In 1946, the “eyewitness account” of Simcha Lesky about his brief stay at the Treblinka Camp was published in a Jewish historical journal. Lesky arrived there at the end of July 1942, and managed to escape just four days later. According to this, inmates in a hidden part of the camp were killed with machine guns during the night. The next day, the victims were put on a pyre and burned.
However, no sane person would kill people at night with machine guns. Imagine the panic among the deportees, how they start running chaotically, and how stray bullets are flying everywhere. And all this in the darkness of the night, when aiming was all but impossible.
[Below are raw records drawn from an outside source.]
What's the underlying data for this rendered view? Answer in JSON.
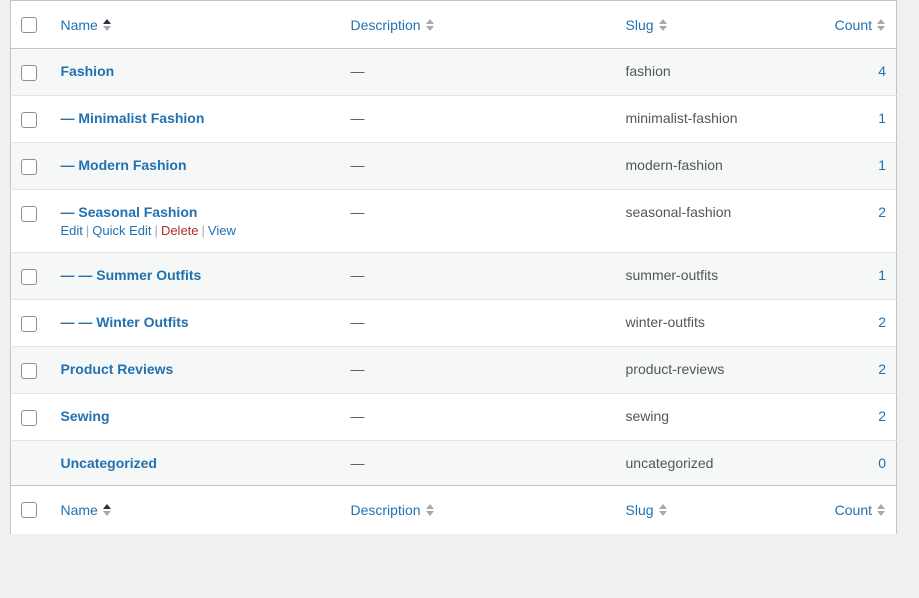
{
  "table": {
    "columns": [
      {
        "key": "cb",
        "label": "",
        "sortable": false,
        "sort": "none"
      },
      {
        "key": "name",
        "label": "Name",
        "sortable": true,
        "sort": "asc"
      },
      {
        "key": "desc",
        "label": "Description",
        "sortable": true,
        "sort": "none"
      },
      {
        "key": "slug",
        "label": "Slug",
        "sortable": true,
        "sort": "none"
      },
      {
        "key": "count",
        "label": "Count",
        "sortable": true,
        "sort": "none"
      }
    ],
    "description_placeholder": "—",
    "level_prefix_1": "—",
    "level_prefix_2": "— —",
    "row_actions": {
      "edit": "Edit",
      "quick_edit": "Quick Edit",
      "delete": "Delete",
      "view": "View",
      "separator": "|"
    },
    "rows": [
      {
        "name": "Fashion",
        "level": 0,
        "description": "—",
        "slug": "fashion",
        "count": "4",
        "checkbox": true,
        "actions": false
      },
      {
        "name": "Minimalist Fashion",
        "level": 1,
        "description": "—",
        "slug": "minimalist-fashion",
        "count": "1",
        "checkbox": true,
        "actions": false
      },
      {
        "name": "Modern Fashion",
        "level": 1,
        "description": "—",
        "slug": "modern-fashion",
        "count": "1",
        "checkbox": true,
        "actions": false
      },
      {
        "name": "Seasonal Fashion",
        "level": 1,
        "description": "—",
        "slug": "seasonal-fashion",
        "count": "2",
        "checkbox": true,
        "actions": true
      },
      {
        "name": "Summer Outfits",
        "level": 2,
        "description": "—",
        "slug": "summer-outfits",
        "count": "1",
        "checkbox": true,
        "actions": false
      },
      {
        "name": "Winter Outfits",
        "level": 2,
        "description": "—",
        "slug": "winter-outfits",
        "count": "2",
        "checkbox": true,
        "actions": false
      },
      {
        "name": "Product Reviews",
        "level": 0,
        "description": "—",
        "slug": "product-reviews",
        "count": "2",
        "checkbox": true,
        "actions": false
      },
      {
        "name": "Sewing",
        "level": 0,
        "description": "—",
        "slug": "sewing",
        "count": "2",
        "checkbox": true,
        "actions": false
      },
      {
        "name": "Uncategorized",
        "level": 0,
        "description": "—",
        "slug": "uncategorized",
        "count": "0",
        "checkbox": false,
        "actions": false
      }
    ]
  },
  "colors": {
    "link": "#2271b1",
    "delete": "#b32d2e",
    "text": "#50575e",
    "stripe": "#f6f7f7",
    "border": "#c3c4c7",
    "page_bg": "#f0f0f1"
  }
}
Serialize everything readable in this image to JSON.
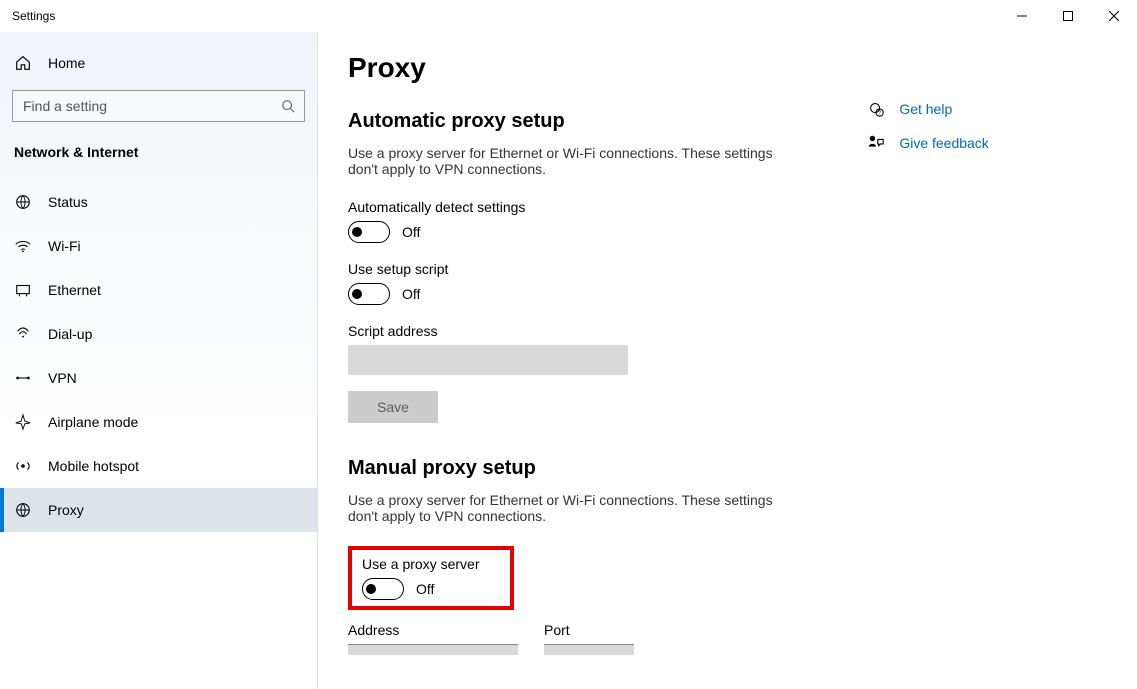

The cremation of corpses in late July-early August 1942 is also completely anachronistic, as the orthodox narrative insists that cremations started only in March of 1943. (See Mattogno 2021e, pp. 185f.)